> **What this task involves**: Draw out every line with the word "size" from the listing below.

> **Provided information**:
--- START ---

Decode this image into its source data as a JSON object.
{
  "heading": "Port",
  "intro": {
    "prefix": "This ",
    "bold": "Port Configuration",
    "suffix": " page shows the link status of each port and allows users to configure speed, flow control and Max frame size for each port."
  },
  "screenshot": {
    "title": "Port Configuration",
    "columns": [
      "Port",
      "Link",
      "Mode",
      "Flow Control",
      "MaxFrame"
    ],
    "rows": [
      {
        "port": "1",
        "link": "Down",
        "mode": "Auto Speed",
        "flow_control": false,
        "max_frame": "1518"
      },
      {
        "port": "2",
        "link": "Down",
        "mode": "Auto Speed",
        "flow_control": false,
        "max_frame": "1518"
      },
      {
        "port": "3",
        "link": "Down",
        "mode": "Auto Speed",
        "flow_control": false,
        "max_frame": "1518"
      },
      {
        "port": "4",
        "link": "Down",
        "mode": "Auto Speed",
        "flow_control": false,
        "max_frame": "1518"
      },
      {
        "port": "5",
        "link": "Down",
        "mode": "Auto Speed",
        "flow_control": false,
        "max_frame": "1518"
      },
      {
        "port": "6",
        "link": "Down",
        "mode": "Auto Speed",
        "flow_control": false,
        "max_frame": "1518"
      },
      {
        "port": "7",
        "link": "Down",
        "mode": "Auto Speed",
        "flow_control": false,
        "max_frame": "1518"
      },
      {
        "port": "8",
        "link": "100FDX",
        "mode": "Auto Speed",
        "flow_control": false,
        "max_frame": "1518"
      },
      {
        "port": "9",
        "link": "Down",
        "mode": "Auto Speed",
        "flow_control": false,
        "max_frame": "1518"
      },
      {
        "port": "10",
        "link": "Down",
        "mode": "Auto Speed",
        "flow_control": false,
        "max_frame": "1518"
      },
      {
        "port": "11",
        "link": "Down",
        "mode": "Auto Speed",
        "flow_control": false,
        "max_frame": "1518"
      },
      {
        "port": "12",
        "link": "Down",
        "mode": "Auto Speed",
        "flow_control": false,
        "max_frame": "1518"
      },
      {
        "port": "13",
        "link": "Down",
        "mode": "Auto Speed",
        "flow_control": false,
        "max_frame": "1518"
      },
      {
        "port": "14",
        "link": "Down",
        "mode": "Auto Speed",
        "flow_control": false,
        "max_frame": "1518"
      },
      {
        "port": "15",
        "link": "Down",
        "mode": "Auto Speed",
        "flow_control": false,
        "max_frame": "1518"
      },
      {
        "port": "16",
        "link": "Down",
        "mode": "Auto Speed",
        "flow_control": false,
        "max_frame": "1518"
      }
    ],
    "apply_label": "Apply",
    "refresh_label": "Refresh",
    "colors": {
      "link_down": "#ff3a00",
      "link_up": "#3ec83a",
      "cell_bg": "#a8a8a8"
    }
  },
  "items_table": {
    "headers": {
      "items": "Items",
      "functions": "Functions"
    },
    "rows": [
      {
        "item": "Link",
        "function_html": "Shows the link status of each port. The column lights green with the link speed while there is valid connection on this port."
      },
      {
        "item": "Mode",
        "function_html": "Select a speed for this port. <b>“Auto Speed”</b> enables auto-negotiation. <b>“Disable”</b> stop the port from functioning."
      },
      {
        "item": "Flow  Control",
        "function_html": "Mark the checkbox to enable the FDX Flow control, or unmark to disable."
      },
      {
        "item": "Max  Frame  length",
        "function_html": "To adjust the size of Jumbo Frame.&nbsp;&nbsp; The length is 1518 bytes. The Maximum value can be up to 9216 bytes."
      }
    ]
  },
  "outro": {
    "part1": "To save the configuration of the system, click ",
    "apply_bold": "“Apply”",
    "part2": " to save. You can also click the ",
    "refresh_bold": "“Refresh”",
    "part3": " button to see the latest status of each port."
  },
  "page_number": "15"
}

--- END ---

> **Result for this exercise**:
    "suffix": " page shows the link status of each port and allows users to configure speed, flow control and Max frame size for each port."
        "function_html": "To adjust the size of Jumbo Frame.&nbsp;&nbsp; The length is 1518 bytes. The Maximum value can be up to 9216 bytes."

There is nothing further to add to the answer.